Discover more from Hippy Toons
Steppenwolf is a legendary rock band with a rich and influential history.
Formed in 1967, the band played a pivotal role in the development of the hard rock and heavy metal genres, and they are best known for their iconic hit "Born to Be Wild." Here's a detailed history of Steppenwolf:
Formation and Early Years (1967-1968):
Steppenwolf was formed in Los Angeles, California, in 1967 by Canadian-born singer and songwriter John Kay. Kay had previously been a member of the Canadian band The Sparrows and moved to California to form a new group. The initial lineup included John Kay (vocals and guitar), Michael Monarch (guitar), Goldy McJohn (keyboards), Rushton Moreve (bass), and Jerry Edmonton (drums). The band took its name from Hermann Hesse's novel "Steppenwolf," which was popular at the time.

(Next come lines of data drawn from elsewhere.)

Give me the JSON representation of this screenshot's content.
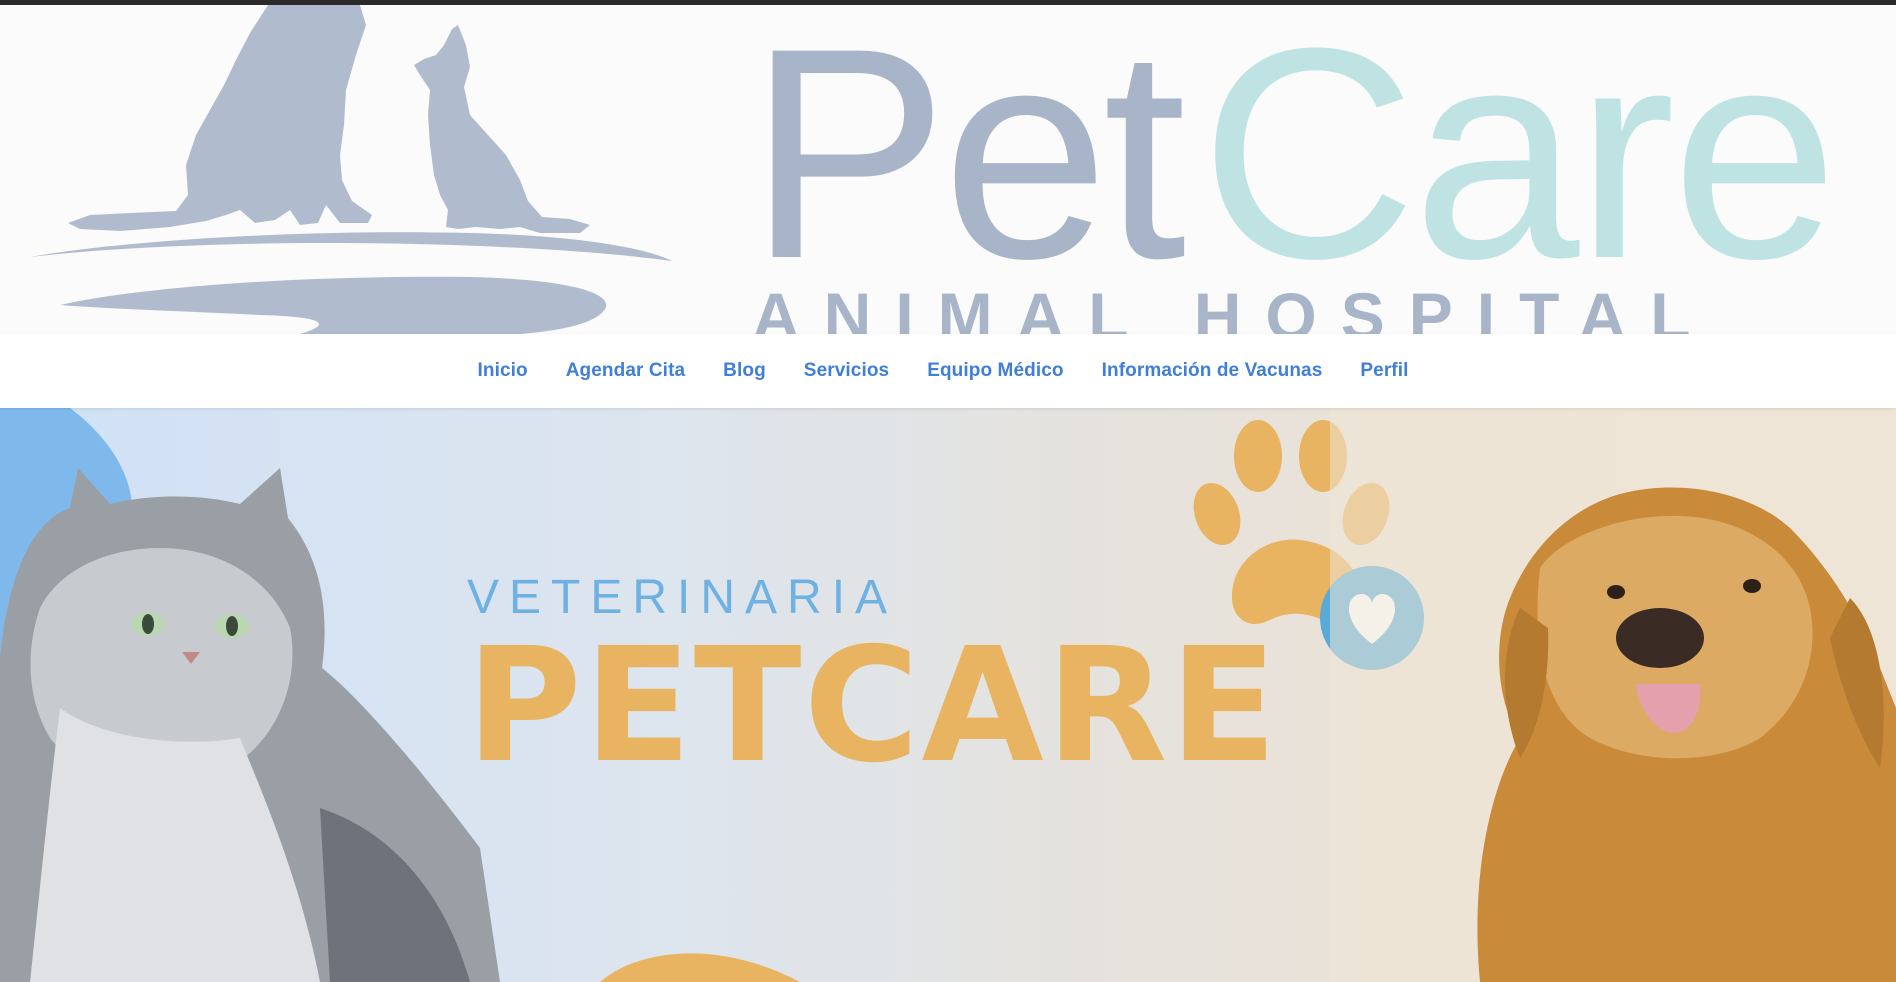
{
  "header": {
    "logo": {
      "word_pet": "Pet",
      "word_care": "Care",
      "subtitle": "ANIMAL HOSPITAL",
      "colors": {
        "pet": "#a8b5c8",
        "care": "#bfe3e3"
      }
    }
  },
  "nav": {
    "items": [
      {
        "label": "Inicio"
      },
      {
        "label": "Agendar Cita"
      },
      {
        "label": "Blog"
      },
      {
        "label": "Servicios"
      },
      {
        "label": "Equipo Médico"
      },
      {
        "label": "Información de Vacunas"
      },
      {
        "label": "Perfil"
      }
    ],
    "link_color": "#3f7fd6"
  },
  "hero": {
    "eyebrow": "VETERINARIA",
    "title": "PETCARE",
    "colors": {
      "eyebrow": "#6fb1e2",
      "title": "#e8b462",
      "heart_badge": "#5aaad8"
    },
    "icons": [
      "paw-icon",
      "heart-icon"
    ]
  }
}
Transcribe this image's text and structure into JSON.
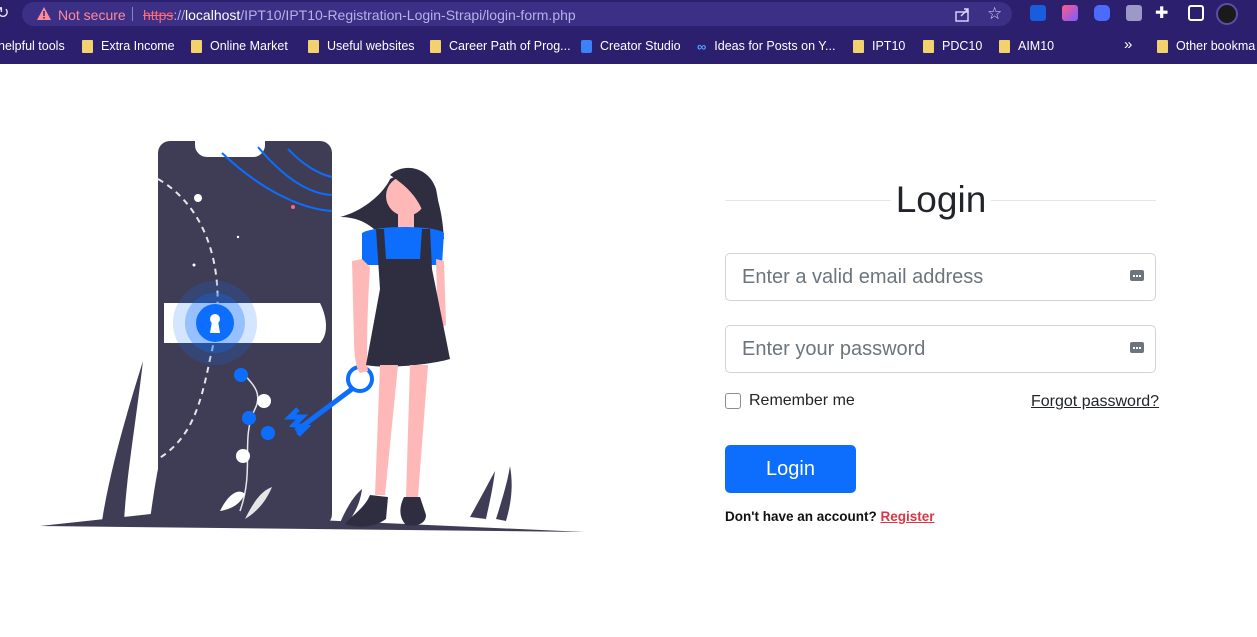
{
  "browser": {
    "security_label": "Not secure",
    "url_scheme": "https",
    "url_sep": "://",
    "url_host": "localhost",
    "url_path": "/IPT10/IPT10-Registration-Login-Strapi/login-form.php"
  },
  "bookmarks": {
    "items": [
      {
        "label": "helpful tools"
      },
      {
        "label": "Extra Income"
      },
      {
        "label": "Online Market"
      },
      {
        "label": "Useful websites"
      },
      {
        "label": "Career Path of Prog..."
      },
      {
        "label": "Creator Studio"
      },
      {
        "label": "Ideas for Posts on Y..."
      },
      {
        "label": "IPT10"
      },
      {
        "label": "PDC10"
      },
      {
        "label": "AIM10"
      }
    ],
    "more": "»",
    "other": "Other bookma"
  },
  "login": {
    "title": "Login",
    "email_placeholder": "Enter a valid email address",
    "password_placeholder": "Enter your password",
    "remember_label": "Remember me",
    "forgot_label": "Forgot password?",
    "submit_label": "Login",
    "no_account_text": "Don't have an account?",
    "register_label": "Register"
  },
  "colors": {
    "browser_bar": "#2b1f6e",
    "primary": "#0d6efd",
    "danger": "#dc3545",
    "illustration_dark": "#3f3d56"
  },
  "icons": {
    "reload": "reload-icon",
    "warning": "warning-icon",
    "share": "share-icon",
    "star": "star-icon",
    "extensions": "puzzle-icon",
    "password_manager": "key-icon"
  }
}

Their self-titled debut album, "Steppenwolf," was released in 1968 and featured the hit single "Born to Be Wild." This song, often considered the first heavy metal track, became the band's signature anthem. The album also included tracks like "The Pusher" and "Sookie, Sookie," which showcased the band's bluesy, hard-rock sound.
Early Success and Departures (1968-1969):
In 1968, Steppenwolf released their second album, "The Second," which featured the hit "Magic Carpet Ride." The band's sound continued to evolve, incorporating elements of psychedelia and heavy rock. However, tensions within the band led to the departure of bassist Rushton Moreve.
In 1969, the band released "At Your Birthday Party," which included the hit "Rock Me." Nick St. Nicholas replaced Moreve on bass. This album marked a transitional period for the band as they experimented with different musical styles.
Changing Lineup and Musical Direction (1969-1971):
The late 1960s and early 1970s saw numerous lineup changes within Steppenwolf, with various members coming and going. Michael Monarch left the band, and Larry Byrom took over on guitar. Goldy McJohn also departed, and he was replaced by George Biondo.
The band's sound shifted towards a more country and folk-rock influenced style, which is evident in albums like "Monster" (1969) and "Steppenwolf 7" (1970). Although they had some success with songs like "Monster/Suicide/America" and "Hey Lawdy Mama," these albums were not as commercially successful as their earlier work.
Later Years and Resurgence (1971-1976):
Steppenwolf continued to release albums through the early 1970s, including "For Ladies Only" (1971), "Slow Flux" (1974), and "Hour of the Wolf" (1975). These albums saw a return to a harder rock sound, and tracks like "Straight Shootin' Woman" and "Screaming Night Hog" garnered some attention.
The band disbanded in 1976, and John Kay began a solo career. However, he soon reformed Steppenwolf with a new lineup in 1980.
Reunion and Continuing Legacy (1980-Present):
The reformed Steppenwolf achieved renewed success in the 1980s with albums like "Wolftracks" (1982) and "Rock & Roll Rebels" (1987). The classic lineup of John Kay, Michael Monarch, Goldy McJohn, and Jerry Edmonton briefly reunited for a tour in 1980 but disbanded again afterward.
Steppenwolf, led by John Kay, continued to tour and release albums over the years, with various lineup changes. The band's music remained popular in films and television, and "Born to Be Wild" became an enduring rock anthem.
Despite various personnel changes and ups and downs, Steppenwolf remains a beloved and influential rock band that played a significant role in the development of hard rock and heavy metal music. Their hit songs continue to be celebrated, and their legacy lives on through their music.